That's actually a listing of presidents following Nixon in a history lesson in 1975's post-apocalyptic teen sex comedy, A Boy and His Dog, based on the Harlan Ellison story (and featuring a talking telepathic dog that could be the reincarnation of Ellison himself). Probably not worth seeking out, though I enjoyed it at the time.
But it could be an account of the last couple of weeks of news. My teenage son asked me if some spectacular new piece of information had surfaced about the assassination, thus justifying the enormous amount of coverage. I had to say that no, there hadn't been. It was a generation mourning itself.
I don't mean to be flip. It was, after all, a tragic and significant event. I just found the focus to be a bit relentless.
Still, a couple of interesting things did appear.
One was this recording of Erich Leinsdorf making the announcement of the assassination to a stunned Boston Symphony audience, and then launching into an impromptu performance of the funeral march from Beethoven's Eroica Symphony.
This is my music.
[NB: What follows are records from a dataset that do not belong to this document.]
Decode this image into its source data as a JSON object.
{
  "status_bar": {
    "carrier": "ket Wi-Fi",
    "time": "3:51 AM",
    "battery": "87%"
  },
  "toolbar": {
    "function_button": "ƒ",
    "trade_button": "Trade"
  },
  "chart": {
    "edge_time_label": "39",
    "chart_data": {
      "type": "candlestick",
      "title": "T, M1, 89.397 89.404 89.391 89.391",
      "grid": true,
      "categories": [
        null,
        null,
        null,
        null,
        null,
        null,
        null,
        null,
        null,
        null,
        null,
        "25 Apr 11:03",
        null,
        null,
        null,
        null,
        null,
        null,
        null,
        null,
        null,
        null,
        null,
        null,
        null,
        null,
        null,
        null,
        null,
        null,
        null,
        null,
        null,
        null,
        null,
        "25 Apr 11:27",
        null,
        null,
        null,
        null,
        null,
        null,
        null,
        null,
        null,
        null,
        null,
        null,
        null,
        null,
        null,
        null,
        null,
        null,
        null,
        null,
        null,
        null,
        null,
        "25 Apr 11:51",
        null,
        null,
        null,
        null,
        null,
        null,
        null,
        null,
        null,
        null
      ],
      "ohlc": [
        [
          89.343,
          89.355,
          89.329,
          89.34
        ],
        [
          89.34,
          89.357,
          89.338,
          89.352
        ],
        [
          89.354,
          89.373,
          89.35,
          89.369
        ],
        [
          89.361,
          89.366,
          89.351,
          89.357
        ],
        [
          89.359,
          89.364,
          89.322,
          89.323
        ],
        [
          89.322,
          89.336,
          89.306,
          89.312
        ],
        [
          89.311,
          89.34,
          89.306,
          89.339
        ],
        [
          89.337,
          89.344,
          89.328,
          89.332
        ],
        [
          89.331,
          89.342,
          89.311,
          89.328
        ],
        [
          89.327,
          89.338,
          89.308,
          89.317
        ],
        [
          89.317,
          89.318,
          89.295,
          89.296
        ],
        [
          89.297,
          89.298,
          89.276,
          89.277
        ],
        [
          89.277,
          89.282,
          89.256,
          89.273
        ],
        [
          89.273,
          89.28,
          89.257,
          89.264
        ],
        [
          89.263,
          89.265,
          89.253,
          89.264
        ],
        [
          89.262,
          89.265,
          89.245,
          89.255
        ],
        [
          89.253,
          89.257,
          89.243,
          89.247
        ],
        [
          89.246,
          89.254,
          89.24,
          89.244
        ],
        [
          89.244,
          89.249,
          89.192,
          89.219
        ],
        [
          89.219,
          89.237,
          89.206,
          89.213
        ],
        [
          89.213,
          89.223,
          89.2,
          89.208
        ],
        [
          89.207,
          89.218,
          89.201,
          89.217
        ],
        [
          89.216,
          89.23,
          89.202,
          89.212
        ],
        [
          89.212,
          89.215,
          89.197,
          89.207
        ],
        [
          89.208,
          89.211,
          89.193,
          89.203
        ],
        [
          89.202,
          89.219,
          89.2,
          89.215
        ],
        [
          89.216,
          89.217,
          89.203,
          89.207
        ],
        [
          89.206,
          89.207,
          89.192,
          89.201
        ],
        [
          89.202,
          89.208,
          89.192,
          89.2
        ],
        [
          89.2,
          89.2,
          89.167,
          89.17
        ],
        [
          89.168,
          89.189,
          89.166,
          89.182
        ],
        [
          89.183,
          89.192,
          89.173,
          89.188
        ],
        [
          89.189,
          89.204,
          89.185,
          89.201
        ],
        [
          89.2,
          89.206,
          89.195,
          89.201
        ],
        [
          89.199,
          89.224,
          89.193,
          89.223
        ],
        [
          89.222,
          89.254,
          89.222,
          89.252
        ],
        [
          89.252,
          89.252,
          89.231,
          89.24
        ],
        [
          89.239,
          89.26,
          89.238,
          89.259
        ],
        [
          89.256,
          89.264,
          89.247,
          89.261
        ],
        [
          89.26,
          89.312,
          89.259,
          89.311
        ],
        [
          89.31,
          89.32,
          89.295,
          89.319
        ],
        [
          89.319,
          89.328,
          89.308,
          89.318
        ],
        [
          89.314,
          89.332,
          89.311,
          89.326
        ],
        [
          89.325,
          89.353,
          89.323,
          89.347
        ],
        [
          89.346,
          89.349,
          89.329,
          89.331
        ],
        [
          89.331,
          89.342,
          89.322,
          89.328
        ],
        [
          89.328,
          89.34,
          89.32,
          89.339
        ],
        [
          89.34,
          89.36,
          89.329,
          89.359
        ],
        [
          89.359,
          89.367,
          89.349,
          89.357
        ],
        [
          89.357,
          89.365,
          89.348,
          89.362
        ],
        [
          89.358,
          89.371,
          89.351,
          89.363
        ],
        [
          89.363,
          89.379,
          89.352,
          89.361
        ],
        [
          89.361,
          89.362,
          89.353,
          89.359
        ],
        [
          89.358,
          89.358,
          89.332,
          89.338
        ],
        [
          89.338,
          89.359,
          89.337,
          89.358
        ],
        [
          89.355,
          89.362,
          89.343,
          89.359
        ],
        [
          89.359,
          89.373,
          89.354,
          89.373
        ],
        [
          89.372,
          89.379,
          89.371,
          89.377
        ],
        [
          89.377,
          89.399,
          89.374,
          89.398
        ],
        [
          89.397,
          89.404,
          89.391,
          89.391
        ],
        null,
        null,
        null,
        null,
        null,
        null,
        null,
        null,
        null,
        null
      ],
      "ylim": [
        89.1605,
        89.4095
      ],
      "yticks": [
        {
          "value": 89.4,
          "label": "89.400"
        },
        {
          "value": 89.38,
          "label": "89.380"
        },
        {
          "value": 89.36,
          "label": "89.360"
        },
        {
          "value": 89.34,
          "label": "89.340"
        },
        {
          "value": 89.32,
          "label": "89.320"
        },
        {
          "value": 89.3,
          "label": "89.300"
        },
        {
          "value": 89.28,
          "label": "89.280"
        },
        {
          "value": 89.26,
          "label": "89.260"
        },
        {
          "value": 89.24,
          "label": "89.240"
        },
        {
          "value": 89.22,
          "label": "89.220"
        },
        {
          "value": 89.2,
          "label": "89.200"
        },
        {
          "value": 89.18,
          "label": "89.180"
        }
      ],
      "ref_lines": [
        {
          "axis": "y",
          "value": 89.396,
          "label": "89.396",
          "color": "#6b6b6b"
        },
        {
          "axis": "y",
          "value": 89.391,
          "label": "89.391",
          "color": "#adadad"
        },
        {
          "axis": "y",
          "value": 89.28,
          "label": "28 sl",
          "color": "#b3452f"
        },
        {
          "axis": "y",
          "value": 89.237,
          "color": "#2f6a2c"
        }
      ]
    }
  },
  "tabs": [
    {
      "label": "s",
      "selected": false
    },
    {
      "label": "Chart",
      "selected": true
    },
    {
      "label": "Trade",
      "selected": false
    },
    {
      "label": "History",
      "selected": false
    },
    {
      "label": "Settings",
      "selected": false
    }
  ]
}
I still remember my parents buying me an LP of a Bernstein/NY Phil recording, with this cover:
I've owned a number of recordings since then, but I still remember the pleasure with which I listened to that one. In context, that funeral march is extremely moving, though that may seem odd for someone who grew up outside the context of European concert music. I wonder how many people still remember that particular performance at Symphony Hall?
The second is an eerie HD version of the Zapruder film, which Kottke says was made by someone named Antony Davison, though I see no other references to him online.
A friend who lived in the Soviet Union as a child in the 1960s once told me that there was a TV show there about the United States that played the Zapruder film repeatedly as its opening credits. This is probably the most intensively analyzed 26 seconds of film ever shot, and it still has the power to shock.